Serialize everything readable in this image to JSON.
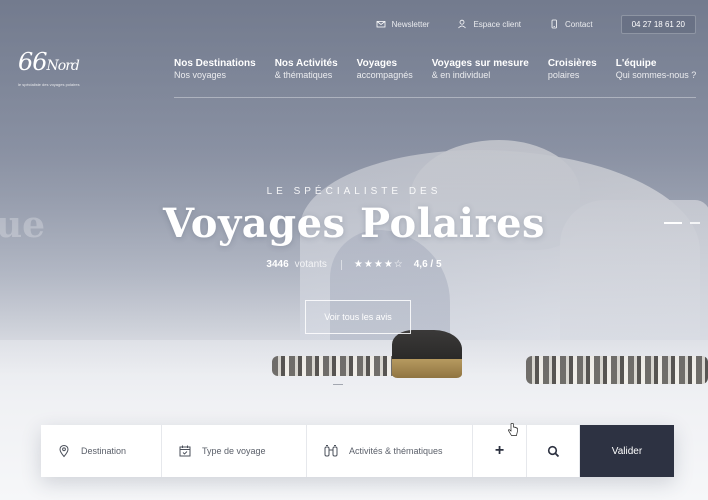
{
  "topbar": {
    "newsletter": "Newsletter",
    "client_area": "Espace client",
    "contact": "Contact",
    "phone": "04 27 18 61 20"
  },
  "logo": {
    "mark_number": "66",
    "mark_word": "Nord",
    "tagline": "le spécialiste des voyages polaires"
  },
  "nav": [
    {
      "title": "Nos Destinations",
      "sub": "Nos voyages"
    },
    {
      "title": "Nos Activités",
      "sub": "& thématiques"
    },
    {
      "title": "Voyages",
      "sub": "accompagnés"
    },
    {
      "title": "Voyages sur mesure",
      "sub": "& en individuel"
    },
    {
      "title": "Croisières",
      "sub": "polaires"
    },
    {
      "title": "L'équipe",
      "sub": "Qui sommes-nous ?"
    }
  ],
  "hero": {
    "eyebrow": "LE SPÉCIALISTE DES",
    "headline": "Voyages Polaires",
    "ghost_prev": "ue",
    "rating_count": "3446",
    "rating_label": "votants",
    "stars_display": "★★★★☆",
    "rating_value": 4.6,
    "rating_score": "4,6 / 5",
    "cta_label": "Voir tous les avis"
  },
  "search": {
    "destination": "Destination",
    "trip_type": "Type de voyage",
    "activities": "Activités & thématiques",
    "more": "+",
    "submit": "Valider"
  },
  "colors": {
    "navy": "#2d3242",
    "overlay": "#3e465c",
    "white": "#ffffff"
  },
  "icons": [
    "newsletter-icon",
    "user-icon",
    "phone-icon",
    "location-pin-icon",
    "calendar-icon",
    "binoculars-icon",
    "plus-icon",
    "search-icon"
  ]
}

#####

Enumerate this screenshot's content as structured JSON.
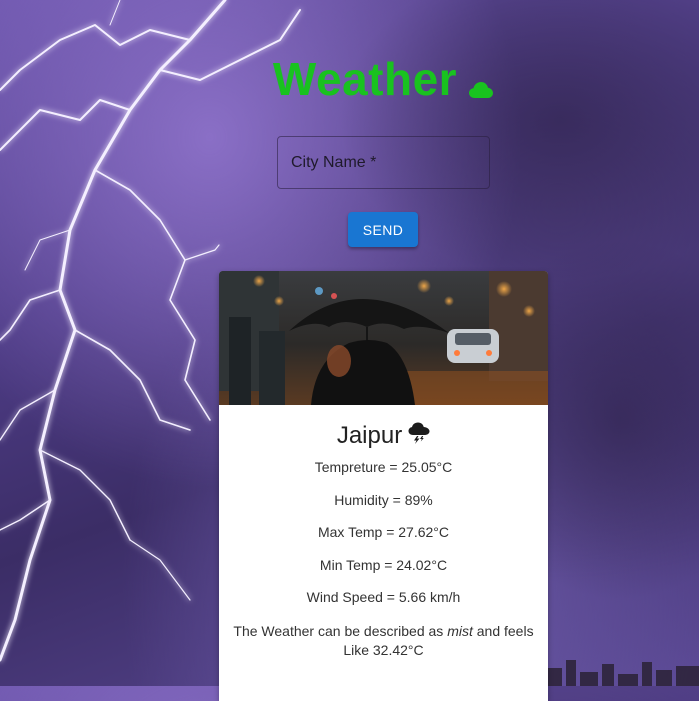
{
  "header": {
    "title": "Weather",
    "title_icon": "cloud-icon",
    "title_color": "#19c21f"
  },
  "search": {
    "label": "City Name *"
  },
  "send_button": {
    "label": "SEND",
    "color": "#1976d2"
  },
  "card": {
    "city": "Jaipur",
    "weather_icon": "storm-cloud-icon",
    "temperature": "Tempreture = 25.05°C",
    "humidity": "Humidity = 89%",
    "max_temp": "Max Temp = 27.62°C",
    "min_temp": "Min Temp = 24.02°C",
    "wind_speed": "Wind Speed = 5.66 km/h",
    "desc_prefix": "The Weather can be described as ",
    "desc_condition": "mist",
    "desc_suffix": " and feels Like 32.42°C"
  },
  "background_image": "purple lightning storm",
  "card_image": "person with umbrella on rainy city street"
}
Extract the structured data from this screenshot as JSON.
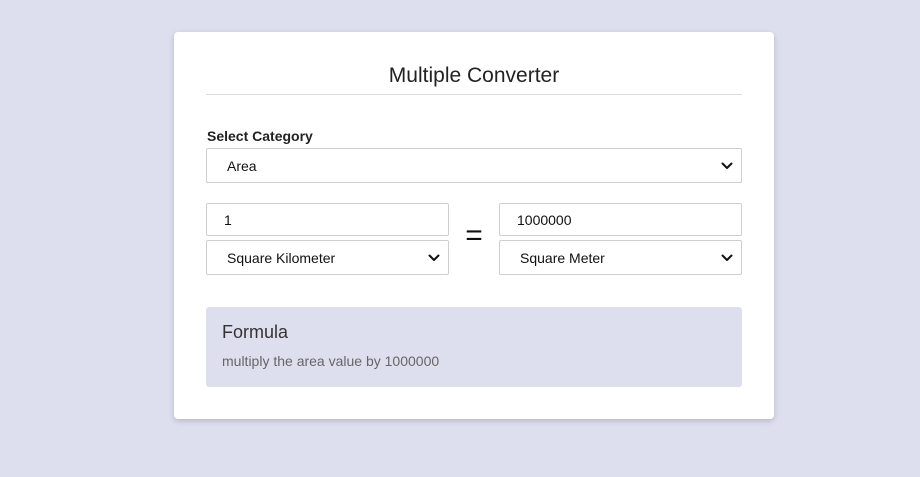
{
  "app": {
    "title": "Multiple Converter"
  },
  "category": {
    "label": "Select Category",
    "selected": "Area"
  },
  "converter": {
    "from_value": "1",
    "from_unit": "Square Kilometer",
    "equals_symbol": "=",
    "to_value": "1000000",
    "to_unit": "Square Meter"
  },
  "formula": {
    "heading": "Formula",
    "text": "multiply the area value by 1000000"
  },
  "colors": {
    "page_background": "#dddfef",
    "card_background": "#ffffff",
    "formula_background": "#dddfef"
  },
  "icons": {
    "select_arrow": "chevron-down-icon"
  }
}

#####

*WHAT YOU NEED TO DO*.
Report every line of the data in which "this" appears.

*THE ANSWER*.
Serialize everything readable in this image to JSON.
Enumerate this screenshot's content as structured JSON.
Extract the structured data from this screenshot as JSON.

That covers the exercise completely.